Pro wrestling in Douglas Clark’s era was an often muddled blend of reality and fictionalised drama, as indeed is this book.
Clark certainly had a life worthy of chronicling. He was among the pioneers of rugby league, winning numerous championships with Huddersfield and England, and is among just 25 members of the sports Hall of Fame. While a rugby professional, he was also a perennial top contender in Cumberland and Westmorland Wrestling, a legitimate contest where grapplers aim simply to trip or throw an opponent to the ground.
Following an eventful stint as a supply driver on the battlefields of the First World War he was given a disability discharge and ordered to give up professional sport. Instead he continued winning rugby championships throughout the 1920s before turning to pro wrestling where the addition of submission holds helped revive the business. Now in his 40s he claimed a British and later world championship, touring Australia and New Zealand.
Author Steven Bell has amassed a wealth of source material including newspaper archives, Imperial War Museum records and even Clark’s own diaries and memoirs. Sadly Clark died before chronicling the pro wrestling years, so we don’t get his direct insight in this section, which makes up the last third of the book.

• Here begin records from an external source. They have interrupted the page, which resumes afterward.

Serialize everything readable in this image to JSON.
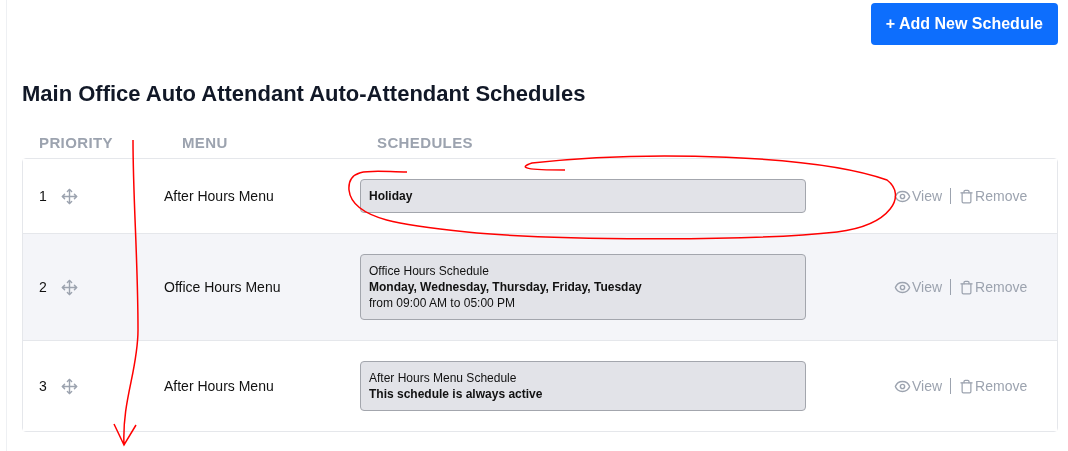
{
  "add_button": {
    "icon": "+",
    "label": "Add New Schedule"
  },
  "title": "Main Office Auto Attendant Auto-Attendant Schedules",
  "columns": [
    "PRIORITY",
    "MENU",
    "SCHEDULES"
  ],
  "rows": [
    {
      "priority": "1",
      "menu": "After Hours Menu",
      "schedule": [
        {
          "text": "Holiday",
          "bold": true
        }
      ],
      "view": "View",
      "remove": "Remove"
    },
    {
      "priority": "2",
      "menu": "Office Hours Menu",
      "schedule": [
        {
          "text": "Office Hours Schedule",
          "bold": false
        },
        {
          "text": "Monday, Wednesday, Thursday, Friday, Tuesday",
          "bold": true
        },
        {
          "text": "from 09:00 AM to 05:00 PM",
          "bold": false
        }
      ],
      "view": "View",
      "remove": "Remove"
    },
    {
      "priority": "3",
      "menu": "After Hours Menu",
      "schedule": [
        {
          "text": "After Hours Menu Schedule",
          "bold": false
        },
        {
          "text": "This schedule is always active",
          "bold": true
        }
      ],
      "view": "View",
      "remove": "Remove"
    }
  ]
}
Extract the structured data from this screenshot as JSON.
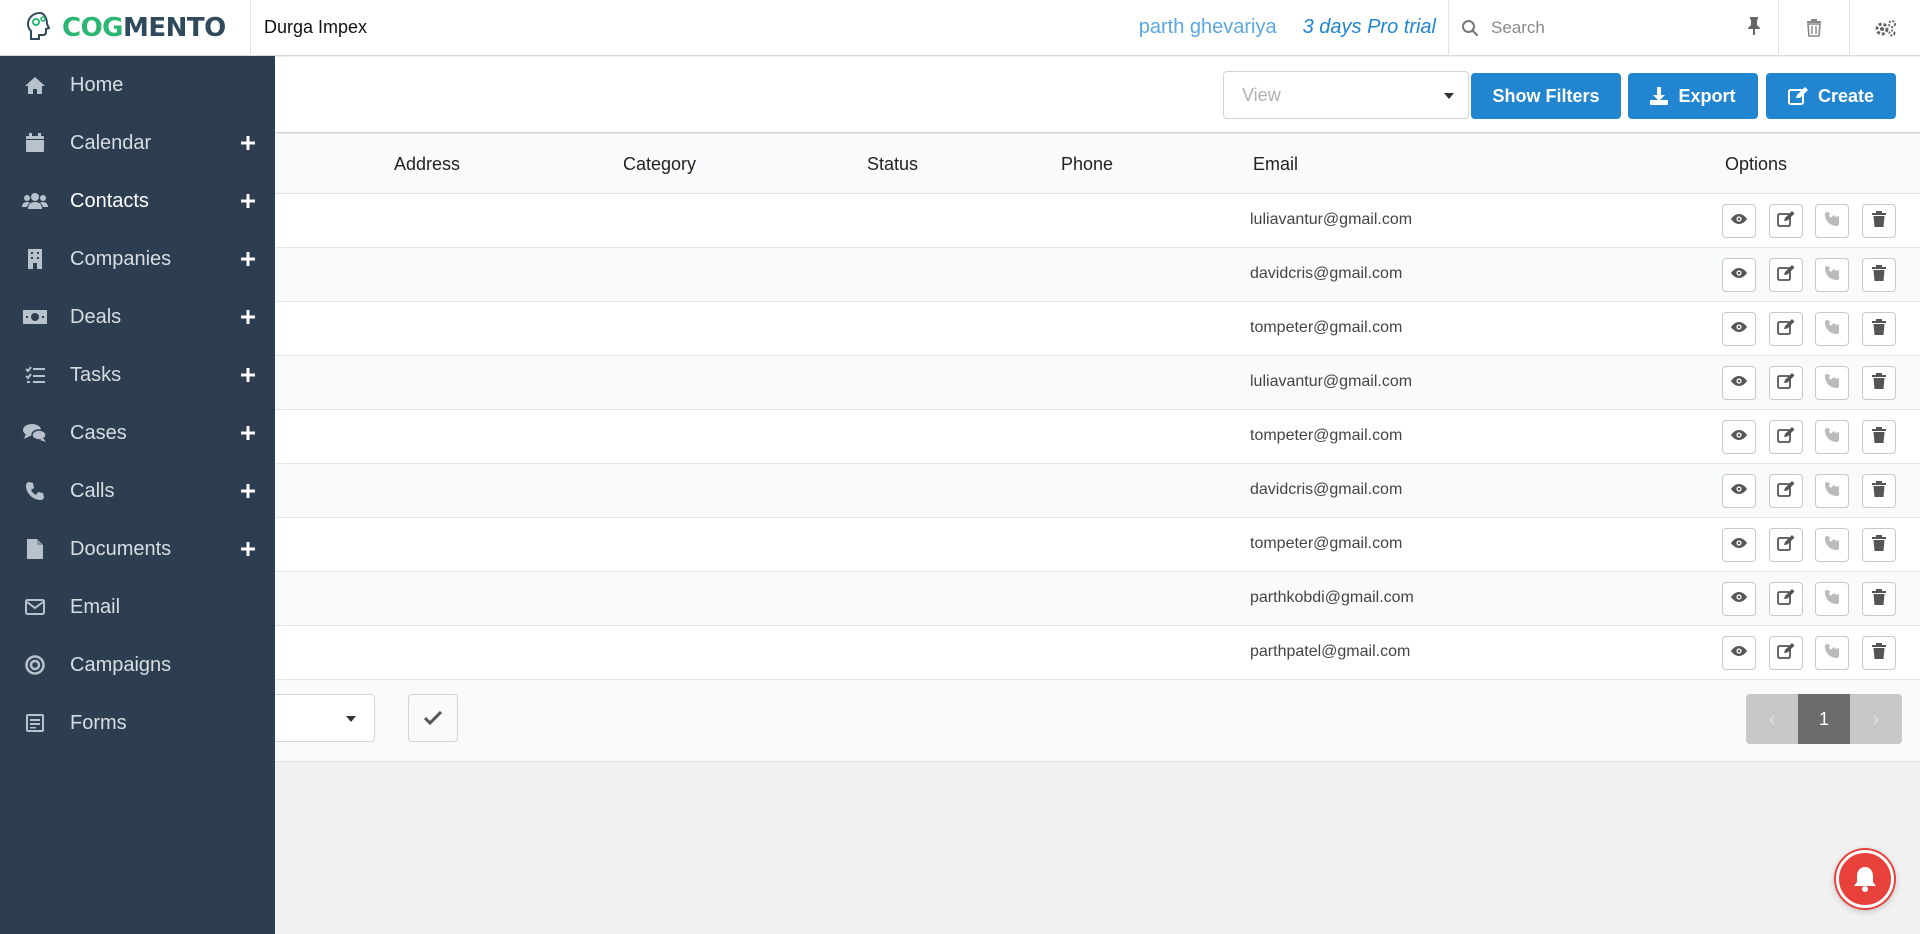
{
  "brand": {
    "logo_cog": "COG",
    "logo_mento": "MENTO"
  },
  "header": {
    "company": "Durga Impex",
    "user_name": "parth ghevariya",
    "trial": "3 days Pro trial",
    "search_placeholder": "Search"
  },
  "sidebar": {
    "items": [
      {
        "label": "Home",
        "icon": "home-icon",
        "has_add": false
      },
      {
        "label": "Calendar",
        "icon": "calendar-icon",
        "has_add": true
      },
      {
        "label": "Contacts",
        "icon": "users-icon",
        "has_add": true
      },
      {
        "label": "Companies",
        "icon": "building-icon",
        "has_add": true
      },
      {
        "label": "Deals",
        "icon": "money-icon",
        "has_add": true
      },
      {
        "label": "Tasks",
        "icon": "tasks-icon",
        "has_add": true
      },
      {
        "label": "Cases",
        "icon": "comments-icon",
        "has_add": true
      },
      {
        "label": "Calls",
        "icon": "phone-icon",
        "has_add": true
      },
      {
        "label": "Documents",
        "icon": "file-icon",
        "has_add": true
      },
      {
        "label": "Email",
        "icon": "envelope-icon",
        "has_add": false
      },
      {
        "label": "Campaigns",
        "icon": "bullseye-icon",
        "has_add": false
      },
      {
        "label": "Forms",
        "icon": "form-icon",
        "has_add": false
      }
    ],
    "active": "Contacts"
  },
  "toolbar": {
    "view_placeholder": "View",
    "show_filters_label": "Show Filters",
    "export_label": "Export",
    "create_label": "Create"
  },
  "table": {
    "columns": {
      "address": "Address",
      "category": "Category",
      "status": "Status",
      "phone": "Phone",
      "email": "Email",
      "options": "Options"
    },
    "rows": [
      {
        "email": "luliavantur@gmail.com"
      },
      {
        "email": "davidcris@gmail.com"
      },
      {
        "email": "tompeter@gmail.com"
      },
      {
        "email": "luliavantur@gmail.com"
      },
      {
        "email": "tompeter@gmail.com"
      },
      {
        "email": "davidcris@gmail.com"
      },
      {
        "email": "tompeter@gmail.com"
      },
      {
        "email": "parthkobdi@gmail.com"
      },
      {
        "email": "parthpatel@gmail.com"
      }
    ]
  },
  "pagination": {
    "current_page": "1"
  },
  "colors": {
    "sidebar_bg": "#2c3e50",
    "primary": "#2185d0",
    "brand_green": "#2bb673",
    "bell_red": "#e8413b"
  }
}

This does draw attention to a deliberate editorial choice Bell made: to dramatise scenes such that the book is often close to a historical novel (in the style of Mike Chapman’s Gotch) than a straight biography. For example, in a section where the submission style is demonstrated on Athol Oakeley’s lawn, the dialogues it taken almost word for word from Oakeley’s own (somewhat unreliable) book. However, Bell has added detail such as what the men wore and ate which appears to be a pure creation for literary effect.
Whether this is a positive or a negative is somewhat a matter of taste, but it does mean the reader having to make frequent assumptions about which parts of the content are a case of literary license and which are based on Clark’s own writings.
With the pro wrestling section based largely on contemporary newspaper reports and promotional material, the book is written as if Clark’s matches were 100 percent legitimate. It makes for a consistent narrative and any other approach would have been largely based on speculation, but the book does give enough to work with in trying to figure out the “real” story behind the scenes. For example, Clark has several series of matches (including outdoor bouts at rugby stadiums) where disputed finishes are clearly part of a long-term rivalry booking. There’s also a clear falling out with Oakley that suggests Clark may have been reluctant to lose to a less legitimately-skilled opponent.
The book is certainly a strong recommendation for anyone interested in sport and culture in general. From a purely pro wrestling perspective it may be more of a niche proposition, but those with a taste for historical details should appreciate such a detailed account of a key figure in the period between the wars when British pro wrestling truly took on the form we’d recognise today.
[Disclaimer: The author provided a review copy.]